— Problem to solve —
Each record below is to be reproduced without any change.

— The input —
━━━━━━━━━━━━━━━━
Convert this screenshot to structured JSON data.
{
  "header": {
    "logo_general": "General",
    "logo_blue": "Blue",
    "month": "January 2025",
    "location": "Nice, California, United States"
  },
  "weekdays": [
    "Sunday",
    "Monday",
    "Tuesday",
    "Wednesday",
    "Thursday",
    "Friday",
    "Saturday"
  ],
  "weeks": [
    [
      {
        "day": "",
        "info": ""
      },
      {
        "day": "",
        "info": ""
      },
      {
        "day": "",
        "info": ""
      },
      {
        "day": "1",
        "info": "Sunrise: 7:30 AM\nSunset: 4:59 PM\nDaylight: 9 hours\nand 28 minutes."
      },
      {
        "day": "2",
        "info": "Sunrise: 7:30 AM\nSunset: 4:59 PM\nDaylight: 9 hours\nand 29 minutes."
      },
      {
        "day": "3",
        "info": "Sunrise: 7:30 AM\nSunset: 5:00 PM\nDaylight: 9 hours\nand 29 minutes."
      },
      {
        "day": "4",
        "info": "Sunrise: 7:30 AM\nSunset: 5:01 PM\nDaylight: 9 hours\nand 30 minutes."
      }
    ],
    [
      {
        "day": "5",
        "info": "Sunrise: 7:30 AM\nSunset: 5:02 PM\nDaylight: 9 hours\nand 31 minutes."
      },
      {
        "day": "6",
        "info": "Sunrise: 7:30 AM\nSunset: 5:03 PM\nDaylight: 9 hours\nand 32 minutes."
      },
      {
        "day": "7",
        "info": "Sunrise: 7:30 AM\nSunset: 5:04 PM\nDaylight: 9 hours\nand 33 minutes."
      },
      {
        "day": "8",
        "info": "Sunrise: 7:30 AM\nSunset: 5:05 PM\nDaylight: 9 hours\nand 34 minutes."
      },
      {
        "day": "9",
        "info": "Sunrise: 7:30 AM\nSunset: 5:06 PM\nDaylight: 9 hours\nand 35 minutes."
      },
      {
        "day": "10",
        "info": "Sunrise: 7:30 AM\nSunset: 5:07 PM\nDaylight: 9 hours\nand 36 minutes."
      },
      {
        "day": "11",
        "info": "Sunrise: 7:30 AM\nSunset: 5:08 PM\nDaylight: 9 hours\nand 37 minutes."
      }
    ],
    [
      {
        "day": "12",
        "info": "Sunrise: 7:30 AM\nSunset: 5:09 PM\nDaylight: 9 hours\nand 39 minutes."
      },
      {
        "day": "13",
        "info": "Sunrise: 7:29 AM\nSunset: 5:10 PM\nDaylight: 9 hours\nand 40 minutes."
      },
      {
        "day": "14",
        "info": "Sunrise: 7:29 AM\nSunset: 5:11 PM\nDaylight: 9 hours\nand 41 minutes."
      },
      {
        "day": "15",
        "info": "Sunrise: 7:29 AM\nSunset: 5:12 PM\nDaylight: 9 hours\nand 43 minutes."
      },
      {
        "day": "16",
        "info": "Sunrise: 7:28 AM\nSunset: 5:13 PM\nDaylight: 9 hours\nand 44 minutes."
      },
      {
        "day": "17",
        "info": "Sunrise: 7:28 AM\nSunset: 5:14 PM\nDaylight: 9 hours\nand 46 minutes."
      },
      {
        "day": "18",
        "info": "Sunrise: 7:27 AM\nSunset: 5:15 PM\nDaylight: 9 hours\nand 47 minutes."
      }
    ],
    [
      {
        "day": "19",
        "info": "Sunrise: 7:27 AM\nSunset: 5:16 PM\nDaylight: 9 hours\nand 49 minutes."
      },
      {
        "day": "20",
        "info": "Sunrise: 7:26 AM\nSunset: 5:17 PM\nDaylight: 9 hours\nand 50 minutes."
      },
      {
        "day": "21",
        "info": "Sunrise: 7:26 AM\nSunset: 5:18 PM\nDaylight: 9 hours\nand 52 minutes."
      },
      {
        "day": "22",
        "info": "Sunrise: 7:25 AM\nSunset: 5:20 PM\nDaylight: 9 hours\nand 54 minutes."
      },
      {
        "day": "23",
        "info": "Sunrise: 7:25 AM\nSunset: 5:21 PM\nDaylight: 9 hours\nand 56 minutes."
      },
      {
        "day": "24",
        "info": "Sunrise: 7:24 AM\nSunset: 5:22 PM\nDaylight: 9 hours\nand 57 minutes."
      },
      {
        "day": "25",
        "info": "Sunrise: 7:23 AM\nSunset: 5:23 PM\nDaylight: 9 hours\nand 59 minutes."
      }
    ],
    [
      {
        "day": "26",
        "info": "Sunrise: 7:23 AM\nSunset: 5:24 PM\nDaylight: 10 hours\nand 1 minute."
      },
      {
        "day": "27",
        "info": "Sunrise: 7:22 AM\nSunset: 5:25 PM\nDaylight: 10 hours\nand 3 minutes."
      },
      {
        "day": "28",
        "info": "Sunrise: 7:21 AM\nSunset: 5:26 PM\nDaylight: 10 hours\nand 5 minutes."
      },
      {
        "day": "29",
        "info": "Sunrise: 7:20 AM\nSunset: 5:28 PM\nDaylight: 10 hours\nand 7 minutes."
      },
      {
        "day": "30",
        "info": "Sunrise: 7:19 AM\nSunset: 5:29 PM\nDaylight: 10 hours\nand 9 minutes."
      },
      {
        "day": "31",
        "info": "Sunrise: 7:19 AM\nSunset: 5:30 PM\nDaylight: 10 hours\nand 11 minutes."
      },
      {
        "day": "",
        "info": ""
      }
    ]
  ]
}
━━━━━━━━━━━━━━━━
— Reply —
Convert this screenshot to structured JSON data.
{
  "header": {
    "logo_general": "General",
    "logo_blue": "Blue",
    "month": "January 2025",
    "location": "Nice, California, United States"
  },
  "weekdays": [
    "Sunday",
    "Monday",
    "Tuesday",
    "Wednesday",
    "Thursday",
    "Friday",
    "Saturday"
  ],
  "weeks": [
    [
      {
        "day": "",
        "info": ""
      },
      {
        "day": "",
        "info": ""
      },
      {
        "day": "",
        "info": ""
      },
      {
        "day": "1",
        "info": "Sunrise: 7:30 AM\nSunset: 4:59 PM\nDaylight: 9 hours\nand 28 minutes."
      },
      {
        "day": "2",
        "info": "Sunrise: 7:30 AM\nSunset: 4:59 PM\nDaylight: 9 hours\nand 29 minutes."
      },
      {
        "day": "3",
        "info": "Sunrise: 7:30 AM\nSunset: 5:00 PM\nDaylight: 9 hours\nand 29 minutes."
      },
      {
        "day": "4",
        "info": "Sunrise: 7:30 AM\nSunset: 5:01 PM\nDaylight: 9 hours\nand 30 minutes."
      }
    ],
    [
      {
        "day": "5",
        "info": "Sunrise: 7:30 AM\nSunset: 5:02 PM\nDaylight: 9 hours\nand 31 minutes."
      },
      {
        "day": "6",
        "info": "Sunrise: 7:30 AM\nSunset: 5:03 PM\nDaylight: 9 hours\nand 32 minutes."
      },
      {
        "day": "7",
        "info": "Sunrise: 7:30 AM\nSunset: 5:04 PM\nDaylight: 9 hours\nand 33 minutes."
      },
      {
        "day": "8",
        "info": "Sunrise: 7:30 AM\nSunset: 5:05 PM\nDaylight: 9 hours\nand 34 minutes."
      },
      {
        "day": "9",
        "info": "Sunrise: 7:30 AM\nSunset: 5:06 PM\nDaylight: 9 hours\nand 35 minutes."
      },
      {
        "day": "10",
        "info": "Sunrise: 7:30 AM\nSunset: 5:07 PM\nDaylight: 9 hours\nand 36 minutes."
      },
      {
        "day": "11",
        "info": "Sunrise: 7:30 AM\nSunset: 5:08 PM\nDaylight: 9 hours\nand 37 minutes."
      }
    ],
    [
      {
        "day": "12",
        "info": "Sunrise: 7:30 AM\nSunset: 5:09 PM\nDaylight: 9 hours\nand 39 minutes."
      },
      {
        "day": "13",
        "info": "Sunrise: 7:29 AM\nSunset: 5:10 PM\nDaylight: 9 hours\nand 40 minutes."
      },
      {
        "day": "14",
        "info": "Sunrise: 7:29 AM\nSunset: 5:11 PM\nDaylight: 9 hours\nand 41 minutes."
      },
      {
        "day": "15",
        "info": "Sunrise: 7:29 AM\nSunset: 5:12 PM\nDaylight: 9 hours\nand 43 minutes."
      },
      {
        "day": "16",
        "info": "Sunrise: 7:28 AM\nSunset: 5:13 PM\nDaylight: 9 hours\nand 44 minutes."
      },
      {
        "day": "17",
        "info": "Sunrise: 7:28 AM\nSunset: 5:14 PM\nDaylight: 9 hours\nand 46 minutes."
      },
      {
        "day": "18",
        "info": "Sunrise: 7:27 AM\nSunset: 5:15 PM\nDaylight: 9 hours\nand 47 minutes."
      }
    ],
    [
      {
        "day": "19",
        "info": "Sunrise: 7:27 AM\nSunset: 5:16 PM\nDaylight: 9 hours\nand 49 minutes."
      },
      {
        "day": "20",
        "info": "Sunrise: 7:26 AM\nSunset: 5:17 PM\nDaylight: 9 hours\nand 50 minutes."
      },
      {
        "day": "21",
        "info": "Sunrise: 7:26 AM\nSunset: 5:18 PM\nDaylight: 9 hours\nand 52 minutes."
      },
      {
        "day": "22",
        "info": "Sunrise: 7:25 AM\nSunset: 5:20 PM\nDaylight: 9 hours\nand 54 minutes."
      },
      {
        "day": "23",
        "info": "Sunrise: 7:25 AM\nSunset: 5:21 PM\nDaylight: 9 hours\nand 56 minutes."
      },
      {
        "day": "24",
        "info": "Sunrise: 7:24 AM\nSunset: 5:22 PM\nDaylight: 9 hours\nand 57 minutes."
      },
      {
        "day": "25",
        "info": "Sunrise: 7:23 AM\nSunset: 5:23 PM\nDaylight: 9 hours\nand 59 minutes."
      }
    ],
    [
      {
        "day": "26",
        "info": "Sunrise: 7:23 AM\nSunset: 5:24 PM\nDaylight: 10 hours\nand 1 minute."
      },
      {
        "day": "27",
        "info": "Sunrise: 7:22 AM\nSunset: 5:25 PM\nDaylight: 10 hours\nand 3 minutes."
      },
      {
        "day": "28",
        "info": "Sunrise: 7:21 AM\nSunset: 5:26 PM\nDaylight: 10 hours\nand 5 minutes."
      },
      {
        "day": "29",
        "info": "Sunrise: 7:20 AM\nSunset: 5:28 PM\nDaylight: 10 hours\nand 7 minutes."
      },
      {
        "day": "30",
        "info": "Sunrise: 7:19 AM\nSunset: 5:29 PM\nDaylight: 10 hours\nand 9 minutes."
      },
      {
        "day": "31",
        "info": "Sunrise: 7:19 AM\nSunset: 5:30 PM\nDaylight: 10 hours\nand 11 minutes."
      },
      {
        "day": "",
        "info": ""
      }
    ]
  ]
}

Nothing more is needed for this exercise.